(Dataset rows for apps and sites)
=== Begin Enclosure ===
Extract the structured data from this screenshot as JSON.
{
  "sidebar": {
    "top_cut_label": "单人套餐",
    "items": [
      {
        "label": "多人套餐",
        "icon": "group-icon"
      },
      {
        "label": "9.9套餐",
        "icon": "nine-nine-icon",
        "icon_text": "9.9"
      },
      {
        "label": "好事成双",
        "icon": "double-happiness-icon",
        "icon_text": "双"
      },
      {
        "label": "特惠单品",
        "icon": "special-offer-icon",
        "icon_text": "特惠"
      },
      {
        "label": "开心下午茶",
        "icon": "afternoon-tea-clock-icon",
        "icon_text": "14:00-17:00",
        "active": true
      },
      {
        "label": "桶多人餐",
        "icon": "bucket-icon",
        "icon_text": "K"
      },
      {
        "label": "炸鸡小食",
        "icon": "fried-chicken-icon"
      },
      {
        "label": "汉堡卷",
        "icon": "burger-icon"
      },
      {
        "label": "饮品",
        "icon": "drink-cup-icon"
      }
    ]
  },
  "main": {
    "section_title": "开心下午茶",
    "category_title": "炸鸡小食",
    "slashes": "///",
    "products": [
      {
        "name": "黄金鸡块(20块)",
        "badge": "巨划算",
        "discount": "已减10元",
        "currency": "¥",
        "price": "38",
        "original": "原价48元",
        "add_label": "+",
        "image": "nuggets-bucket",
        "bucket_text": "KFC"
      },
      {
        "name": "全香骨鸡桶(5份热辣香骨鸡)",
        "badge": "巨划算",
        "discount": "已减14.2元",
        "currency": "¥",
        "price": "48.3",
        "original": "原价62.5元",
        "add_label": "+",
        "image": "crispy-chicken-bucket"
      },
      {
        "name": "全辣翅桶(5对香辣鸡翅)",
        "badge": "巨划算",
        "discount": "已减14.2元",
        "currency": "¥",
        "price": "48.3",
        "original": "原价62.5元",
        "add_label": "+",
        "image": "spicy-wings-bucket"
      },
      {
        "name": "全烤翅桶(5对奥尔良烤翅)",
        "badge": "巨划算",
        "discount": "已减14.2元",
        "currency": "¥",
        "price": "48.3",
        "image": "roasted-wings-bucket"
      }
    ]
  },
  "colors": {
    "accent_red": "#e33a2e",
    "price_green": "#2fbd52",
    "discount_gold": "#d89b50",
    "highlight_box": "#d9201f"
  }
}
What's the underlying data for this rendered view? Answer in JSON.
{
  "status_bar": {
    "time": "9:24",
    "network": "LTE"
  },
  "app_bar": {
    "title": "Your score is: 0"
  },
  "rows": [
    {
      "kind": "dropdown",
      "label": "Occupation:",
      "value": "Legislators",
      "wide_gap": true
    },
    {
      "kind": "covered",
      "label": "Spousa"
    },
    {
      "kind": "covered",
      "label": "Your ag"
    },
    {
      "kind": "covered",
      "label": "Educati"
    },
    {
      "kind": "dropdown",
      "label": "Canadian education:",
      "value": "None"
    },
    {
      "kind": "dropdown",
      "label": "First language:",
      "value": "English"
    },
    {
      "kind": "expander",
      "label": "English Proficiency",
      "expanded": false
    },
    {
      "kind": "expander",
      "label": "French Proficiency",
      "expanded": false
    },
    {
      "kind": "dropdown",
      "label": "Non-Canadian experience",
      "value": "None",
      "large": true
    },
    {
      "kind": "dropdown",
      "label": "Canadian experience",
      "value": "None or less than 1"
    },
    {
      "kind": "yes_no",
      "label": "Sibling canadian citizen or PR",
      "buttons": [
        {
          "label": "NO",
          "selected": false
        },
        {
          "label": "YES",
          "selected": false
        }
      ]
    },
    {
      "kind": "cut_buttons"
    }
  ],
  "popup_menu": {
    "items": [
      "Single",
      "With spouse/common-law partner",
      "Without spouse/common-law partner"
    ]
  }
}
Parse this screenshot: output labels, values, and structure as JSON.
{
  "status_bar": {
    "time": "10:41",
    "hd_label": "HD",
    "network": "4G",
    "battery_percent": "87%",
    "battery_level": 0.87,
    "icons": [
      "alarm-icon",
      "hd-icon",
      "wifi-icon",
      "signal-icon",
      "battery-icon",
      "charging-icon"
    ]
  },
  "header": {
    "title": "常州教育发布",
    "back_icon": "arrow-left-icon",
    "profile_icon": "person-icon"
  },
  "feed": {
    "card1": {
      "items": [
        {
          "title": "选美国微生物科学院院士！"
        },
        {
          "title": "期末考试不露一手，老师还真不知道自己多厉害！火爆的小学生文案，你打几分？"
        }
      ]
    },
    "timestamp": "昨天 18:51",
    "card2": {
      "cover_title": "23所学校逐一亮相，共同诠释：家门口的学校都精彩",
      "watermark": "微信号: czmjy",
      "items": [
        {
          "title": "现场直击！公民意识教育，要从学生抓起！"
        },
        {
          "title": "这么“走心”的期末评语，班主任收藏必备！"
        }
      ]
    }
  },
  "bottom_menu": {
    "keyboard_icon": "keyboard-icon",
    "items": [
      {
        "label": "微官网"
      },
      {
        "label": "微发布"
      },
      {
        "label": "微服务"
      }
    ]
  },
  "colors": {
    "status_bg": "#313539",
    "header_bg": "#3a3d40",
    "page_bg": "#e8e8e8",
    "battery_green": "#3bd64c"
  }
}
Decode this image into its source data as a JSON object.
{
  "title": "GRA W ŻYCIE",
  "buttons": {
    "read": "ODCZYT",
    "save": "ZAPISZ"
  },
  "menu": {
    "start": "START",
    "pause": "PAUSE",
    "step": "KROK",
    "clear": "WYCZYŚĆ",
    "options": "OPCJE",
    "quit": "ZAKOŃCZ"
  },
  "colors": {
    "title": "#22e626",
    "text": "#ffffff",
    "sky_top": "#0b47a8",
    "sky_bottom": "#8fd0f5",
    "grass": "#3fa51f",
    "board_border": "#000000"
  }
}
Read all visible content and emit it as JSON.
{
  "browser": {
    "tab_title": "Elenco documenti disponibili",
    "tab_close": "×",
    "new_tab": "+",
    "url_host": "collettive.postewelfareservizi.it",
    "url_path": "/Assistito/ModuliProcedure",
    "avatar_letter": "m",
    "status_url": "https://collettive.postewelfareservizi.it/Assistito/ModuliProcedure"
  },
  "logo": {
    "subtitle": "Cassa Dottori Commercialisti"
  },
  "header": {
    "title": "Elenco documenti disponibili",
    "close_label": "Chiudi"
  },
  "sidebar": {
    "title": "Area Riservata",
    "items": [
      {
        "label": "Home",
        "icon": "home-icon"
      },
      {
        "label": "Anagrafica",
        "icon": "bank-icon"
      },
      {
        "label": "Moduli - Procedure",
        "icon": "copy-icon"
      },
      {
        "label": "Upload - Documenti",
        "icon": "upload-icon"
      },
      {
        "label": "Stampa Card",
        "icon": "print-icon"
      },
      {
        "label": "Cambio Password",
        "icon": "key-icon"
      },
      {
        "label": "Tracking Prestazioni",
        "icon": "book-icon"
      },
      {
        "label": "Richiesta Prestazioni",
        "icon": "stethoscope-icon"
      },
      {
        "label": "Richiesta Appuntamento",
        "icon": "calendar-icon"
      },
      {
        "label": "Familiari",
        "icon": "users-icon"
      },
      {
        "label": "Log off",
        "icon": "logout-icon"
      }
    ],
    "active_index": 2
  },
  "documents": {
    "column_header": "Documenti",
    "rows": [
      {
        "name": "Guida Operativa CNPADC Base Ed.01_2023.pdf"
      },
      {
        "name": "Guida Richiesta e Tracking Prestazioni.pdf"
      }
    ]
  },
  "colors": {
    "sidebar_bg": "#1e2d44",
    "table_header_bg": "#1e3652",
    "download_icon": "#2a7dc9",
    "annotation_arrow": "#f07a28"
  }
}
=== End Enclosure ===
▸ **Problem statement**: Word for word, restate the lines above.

▸ **Solution to the problem**:
Extract the structured data from this screenshot as JSON.
{
  "sidebar": {
    "top_cut_label": "单人套餐",
    "items": [
      {
        "label": "多人套餐",
        "icon": "group-icon"
      },
      {
        "label": "9.9套餐",
        "icon": "nine-nine-icon",
        "icon_text": "9.9"
      },
      {
        "label": "好事成双",
        "icon": "double-happiness-icon",
        "icon_text": "双"
      },
      {
        "label": "特惠单品",
        "icon": "special-offer-icon",
        "icon_text": "特惠"
      },
      {
        "label": "开心下午茶",
        "icon": "afternoon-tea-clock-icon",
        "icon_text": "14:00-17:00",
        "active": true
      },
      {
        "label": "桶多人餐",
        "icon": "bucket-icon",
        "icon_text": "K"
      },
      {
        "label": "炸鸡小食",
        "icon": "fried-chicken-icon"
      },
      {
        "label": "汉堡卷",
        "icon": "burger-icon"
      },
      {
        "label": "饮品",
        "icon": "drink-cup-icon"
      }
    ]
  },
  "main": {
    "section_title": "开心下午茶",
    "category_title": "炸鸡小食",
    "slashes": "///",
    "products": [
      {
        "name": "黄金鸡块(20块)",
        "badge": "巨划算",
        "discount": "已减10元",
        "currency": "¥",
        "price": "38",
        "original": "原价48元",
        "add_label": "+",
        "image": "nuggets-bucket",
        "bucket_text": "KFC"
      },
      {
        "name": "全香骨鸡桶(5份热辣香骨鸡)",
        "badge": "巨划算",
        "discount": "已减14.2元",
        "currency": "¥",
        "price": "48.3",
        "original": "原价62.5元",
        "add_label": "+",
        "image": "crispy-chicken-bucket"
      },
      {
        "name": "全辣翅桶(5对香辣鸡翅)",
        "badge": "巨划算",
        "discount": "已减14.2元",
        "currency": "¥",
        "price": "48.3",
        "original": "原价62.5元",
        "add_label": "+",
        "image": "spicy-wings-bucket"
      },
      {
        "name": "全烤翅桶(5对奥尔良烤翅)",
        "badge": "巨划算",
        "discount": "已减14.2元",
        "currency": "¥",
        "price": "48.3",
        "image": "roasted-wings-bucket"
      }
    ]
  },
  "colors": {
    "accent_red": "#e33a2e",
    "price_green": "#2fbd52",
    "discount_gold": "#d89b50",
    "highlight_box": "#d9201f"
  }
}
What's the underlying data for this rendered view? Answer in JSON.
{
  "status_bar": {
    "time": "9:24",
    "network": "LTE"
  },
  "app_bar": {
    "title": "Your score is: 0"
  },
  "rows": [
    {
      "kind": "dropdown",
      "label": "Occupation:",
      "value": "Legislators",
      "wide_gap": true
    },
    {
      "kind": "covered",
      "label": "Spousa"
    },
    {
      "kind": "covered",
      "label": "Your ag"
    },
    {
      "kind": "covered",
      "label": "Educati"
    },
    {
      "kind": "dropdown",
      "label": "Canadian education:",
      "value": "None"
    },
    {
      "kind": "dropdown",
      "label": "First language:",
      "value": "English"
    },
    {
      "kind": "expander",
      "label": "English Proficiency",
      "expanded": false
    },
    {
      "kind": "expander",
      "label": "French Proficiency",
      "expanded": false
    },
    {
      "kind": "dropdown",
      "label": "Non-Canadian experience",
      "value": "None",
      "large": true
    },
    {
      "kind": "dropdown",
      "label": "Canadian experience",
      "value": "None or less than 1"
    },
    {
      "kind": "yes_no",
      "label": "Sibling canadian citizen or PR",
      "buttons": [
        {
          "label": "NO",
          "selected": false
        },
        {
          "label": "YES",
          "selected": false
        }
      ]
    },
    {
      "kind": "cut_buttons"
    }
  ],
  "popup_menu": {
    "items": [
      "Single",
      "With spouse/common-law partner",
      "Without spouse/common-law partner"
    ]
  }
}
Parse this screenshot: output labels, values, and structure as JSON.
{
  "status_bar": {
    "time": "10:41",
    "hd_label": "HD",
    "network": "4G",
    "battery_percent": "87%",
    "battery_level": 0.87,
    "icons": [
      "alarm-icon",
      "hd-icon",
      "wifi-icon",
      "signal-icon",
      "battery-icon",
      "charging-icon"
    ]
  },
  "header": {
    "title": "常州教育发布",
    "back_icon": "arrow-left-icon",
    "profile_icon": "person-icon"
  },
  "feed": {
    "card1": {
      "items": [
        {
          "title": "选美国微生物科学院院士！"
        },
        {
          "title": "期末考试不露一手，老师还真不知道自己多厉害！火爆的小学生文案，你打几分？"
        }
      ]
    },
    "timestamp": "昨天 18:51",
    "card2": {
      "cover_title": "23所学校逐一亮相，共同诠释：家门口的学校都精彩",
      "watermark": "微信号: czmjy",
      "items": [
        {
          "title": "现场直击！公民意识教育，要从学生抓起！"
        },
        {
          "title": "这么“走心”的期末评语，班主任收藏必备！"
        }
      ]
    }
  },
  "bottom_menu": {
    "keyboard_icon": "keyboard-icon",
    "items": [
      {
        "label": "微官网"
      },
      {
        "label": "微发布"
      },
      {
        "label": "微服务"
      }
    ]
  },
  "colors": {
    "status_bg": "#313539",
    "header_bg": "#3a3d40",
    "page_bg": "#e8e8e8",
    "battery_green": "#3bd64c"
  }
}
Decode this image into its source data as a JSON object.
{
  "title": "GRA W ŻYCIE",
  "buttons": {
    "read": "ODCZYT",
    "save": "ZAPISZ"
  },
  "menu": {
    "start": "START",
    "pause": "PAUSE",
    "step": "KROK",
    "clear": "WYCZYŚĆ",
    "options": "OPCJE",
    "quit": "ZAKOŃCZ"
  },
  "colors": {
    "title": "#22e626",
    "text": "#ffffff",
    "sky_top": "#0b47a8",
    "sky_bottom": "#8fd0f5",
    "grass": "#3fa51f",
    "board_border": "#000000"
  }
}
Read all visible content and emit it as JSON.
{
  "browser": {
    "tab_title": "Elenco documenti disponibili",
    "tab_close": "×",
    "new_tab": "+",
    "url_host": "collettive.postewelfareservizi.it",
    "url_path": "/Assistito/ModuliProcedure",
    "avatar_letter": "m",
    "status_url": "https://collettive.postewelfareservizi.it/Assistito/ModuliProcedure"
  },
  "logo": {
    "subtitle": "Cassa Dottori Commercialisti"
  },
  "header": {
    "title": "Elenco documenti disponibili",
    "close_label": "Chiudi"
  },
  "sidebar": {
    "title": "Area Riservata",
    "items": [
      {
        "label": "Home",
        "icon": "home-icon"
      },
      {
        "label": "Anagrafica",
        "icon": "bank-icon"
      },
      {
        "label": "Moduli - Procedure",
        "icon": "copy-icon"
      },
      {
        "label": "Upload - Documenti",
        "icon": "upload-icon"
      },
      {
        "label": "Stampa Card",
        "icon": "print-icon"
      },
      {
        "label": "Cambio Password",
        "icon": "key-icon"
      },
      {
        "label": "Tracking Prestazioni",
        "icon": "book-icon"
      },
      {
        "label": "Richiesta Prestazioni",
        "icon": "stethoscope-icon"
      },
      {
        "label": "Richiesta Appuntamento",
        "icon": "calendar-icon"
      },
      {
        "label": "Familiari",
        "icon": "users-icon"
      },
      {
        "label": "Log off",
        "icon": "logout-icon"
      }
    ],
    "active_index": 2
  },
  "documents": {
    "column_header": "Documenti",
    "rows": [
      {
        "name": "Guida Operativa CNPADC Base Ed.01_2023.pdf"
      },
      {
        "name": "Guida Richiesta e Tracking Prestazioni.pdf"
      }
    ]
  },
  "colors": {
    "sidebar_bg": "#1e2d44",
    "table_header_bg": "#1e3652",
    "download_icon": "#2a7dc9",
    "annotation_arrow": "#f07a28"
  }
}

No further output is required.